● Input data
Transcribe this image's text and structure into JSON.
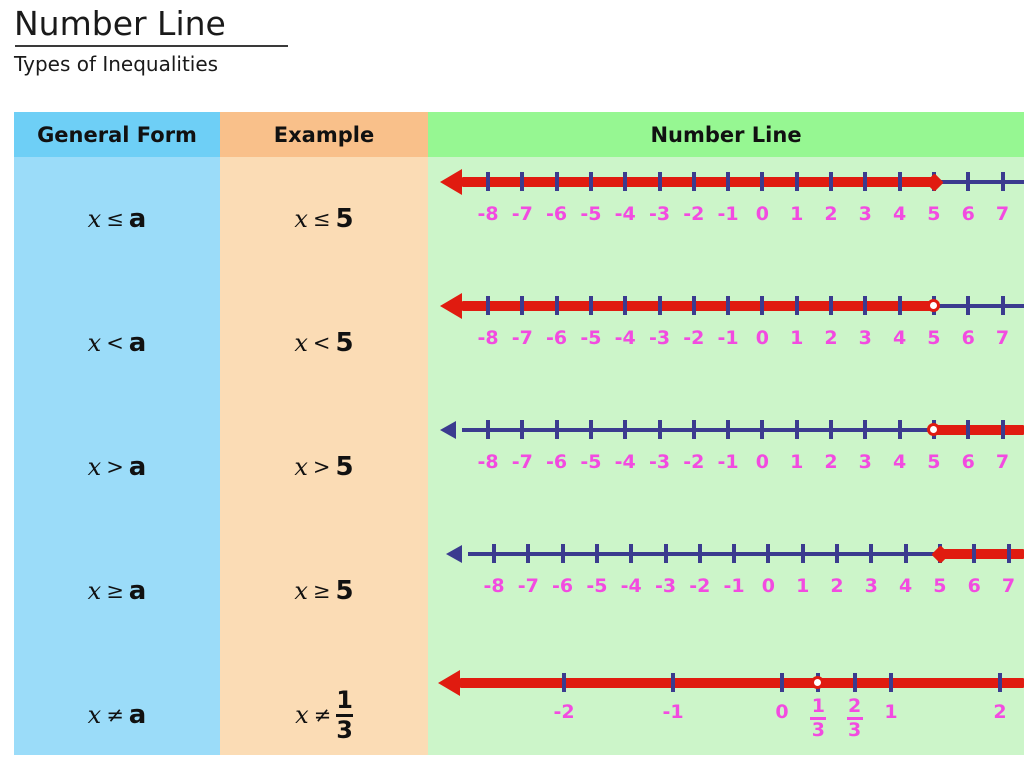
{
  "heading": {
    "title": "Number Line",
    "subtitle": "Types of Inequalities"
  },
  "table": {
    "headers": {
      "general_form": "General Form",
      "example": "Example",
      "number_line": "Number Line"
    },
    "header_colors": {
      "general_form": "#6ECFF6",
      "example": "#F9C08A",
      "number_line": "#96F792"
    },
    "body_colors": {
      "general_form": "#9BDCF9",
      "example": "#FBDCB5",
      "number_line": "#CCF5C9"
    },
    "rows": [
      {
        "general_form": {
          "var": "x",
          "op": "≤",
          "val": "a"
        },
        "example": {
          "var": "x",
          "op": "≤",
          "val": "5"
        },
        "number_line": {
          "boundary_value": 5,
          "boundary_marker": "closed-dot",
          "shaded_direction": "left",
          "arrow_color": "#E01B10",
          "labels": [
            "-8",
            "-7",
            "-6",
            "-5",
            "-4",
            "-3",
            "-2",
            "-1",
            "0",
            "1",
            "2",
            "3",
            "4",
            "5",
            "6",
            "7"
          ]
        }
      },
      {
        "general_form": {
          "var": "x",
          "op": "<",
          "val": "a"
        },
        "example": {
          "var": "x",
          "op": "<",
          "val": "5"
        },
        "number_line": {
          "boundary_value": 5,
          "boundary_marker": "open-circle",
          "shaded_direction": "left",
          "arrow_color": "#E01B10",
          "labels": [
            "-8",
            "-7",
            "-6",
            "-5",
            "-4",
            "-3",
            "-2",
            "-1",
            "0",
            "1",
            "2",
            "3",
            "4",
            "5",
            "6",
            "7"
          ]
        }
      },
      {
        "general_form": {
          "var": "x",
          "op": ">",
          "val": "a"
        },
        "example": {
          "var": "x",
          "op": ">",
          "val": "5"
        },
        "number_line": {
          "boundary_value": 5,
          "boundary_marker": "open-circle",
          "shaded_direction": "right",
          "arrow_color": "#3B3B8F",
          "labels": [
            "-8",
            "-7",
            "-6",
            "-5",
            "-4",
            "-3",
            "-2",
            "-1",
            "0",
            "1",
            "2",
            "3",
            "4",
            "5",
            "6",
            "7"
          ]
        }
      },
      {
        "general_form": {
          "var": "x",
          "op": "≥",
          "val": "a"
        },
        "example": {
          "var": "x",
          "op": "≥",
          "val": "5"
        },
        "number_line": {
          "boundary_value": 5,
          "boundary_marker": "closed-dot",
          "shaded_direction": "right",
          "arrow_color": "#3B3B8F",
          "labels": [
            "-8",
            "-7",
            "-6",
            "-5",
            "-4",
            "-3",
            "-2",
            "-1",
            "0",
            "1",
            "2",
            "3",
            "4",
            "5",
            "6",
            "7"
          ]
        }
      },
      {
        "general_form": {
          "var": "x",
          "op": "≠",
          "val": "a"
        },
        "example": {
          "var": "x",
          "op": "≠",
          "num": "1",
          "den": "3"
        },
        "number_line": {
          "boundary_value": "1/3",
          "boundary_marker": "open-circle",
          "shaded_direction": "both",
          "arrow_color": "#E01B10",
          "labels": [
            "-2",
            "-1",
            "0",
            "1/3",
            "2/3",
            "1",
            "2"
          ]
        }
      }
    ]
  },
  "chart_data": {
    "type": "number-line-diagram",
    "title": "Number Line",
    "subtitle": "Types of Inequalities",
    "colors": {
      "shaded_segment": "#E01B10",
      "unshaded_axis": "#3B3B8F",
      "tick": "#3B3B8F",
      "label": "#F24BE0"
    },
    "lines": [
      {
        "inequality": "x ≤ 5",
        "general": "x ≤ a",
        "axis_min": -8,
        "axis_max": 7,
        "ticks": [
          -8,
          -7,
          -6,
          -5,
          -4,
          -3,
          -2,
          -1,
          0,
          1,
          2,
          3,
          4,
          5,
          6,
          7
        ],
        "tick_labels": [
          "-8",
          "-7",
          "-6",
          "-5",
          "-4",
          "-3",
          "-2",
          "-1",
          "0",
          "1",
          "2",
          "3",
          "4",
          "5",
          "6",
          "7"
        ],
        "boundary": 5,
        "marker": "closed",
        "solution": "(-inf, 5]",
        "direction": "left"
      },
      {
        "inequality": "x < 5",
        "general": "x < a",
        "axis_min": -8,
        "axis_max": 7,
        "ticks": [
          -8,
          -7,
          -6,
          -5,
          -4,
          -3,
          -2,
          -1,
          0,
          1,
          2,
          3,
          4,
          5,
          6,
          7
        ],
        "tick_labels": [
          "-8",
          "-7",
          "-6",
          "-5",
          "-4",
          "-3",
          "-2",
          "-1",
          "0",
          "1",
          "2",
          "3",
          "4",
          "5",
          "6",
          "7"
        ],
        "boundary": 5,
        "marker": "open",
        "solution": "(-inf, 5)",
        "direction": "left"
      },
      {
        "inequality": "x > 5",
        "general": "x > a",
        "axis_min": -8,
        "axis_max": 7,
        "ticks": [
          -8,
          -7,
          -6,
          -5,
          -4,
          -3,
          -2,
          -1,
          0,
          1,
          2,
          3,
          4,
          5,
          6,
          7
        ],
        "tick_labels": [
          "-8",
          "-7",
          "-6",
          "-5",
          "-4",
          "-3",
          "-2",
          "-1",
          "0",
          "1",
          "2",
          "3",
          "4",
          "5",
          "6",
          "7"
        ],
        "boundary": 5,
        "marker": "open",
        "solution": "(5, inf)",
        "direction": "right"
      },
      {
        "inequality": "x ≥ 5",
        "general": "x ≥ a",
        "axis_min": -8,
        "axis_max": 7,
        "ticks": [
          -8,
          -7,
          -6,
          -5,
          -4,
          -3,
          -2,
          -1,
          0,
          1,
          2,
          3,
          4,
          5,
          6,
          7
        ],
        "tick_labels": [
          "-8",
          "-7",
          "-6",
          "-5",
          "-4",
          "-3",
          "-2",
          "-1",
          "0",
          "1",
          "2",
          "3",
          "4",
          "5",
          "6",
          "7"
        ],
        "boundary": 5,
        "marker": "closed",
        "solution": "[5, inf)",
        "direction": "right"
      },
      {
        "inequality": "x ≠ 1/3",
        "general": "x ≠ a",
        "axis_min": -2.6,
        "axis_max": 2.6,
        "ticks": [
          -2,
          -1,
          0,
          0.3333,
          0.6667,
          1,
          2
        ],
        "tick_labels": [
          "-2",
          "-1",
          "0",
          "1/3",
          "2/3",
          "1",
          "2"
        ],
        "boundary": 0.3333,
        "marker": "open",
        "solution": "all reals except 1/3",
        "direction": "both"
      }
    ]
  }
}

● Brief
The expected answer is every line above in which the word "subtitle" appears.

● The completed task
    "subtitle": "Types of Inequalities"
    "subtitle": "Types of Inequalities",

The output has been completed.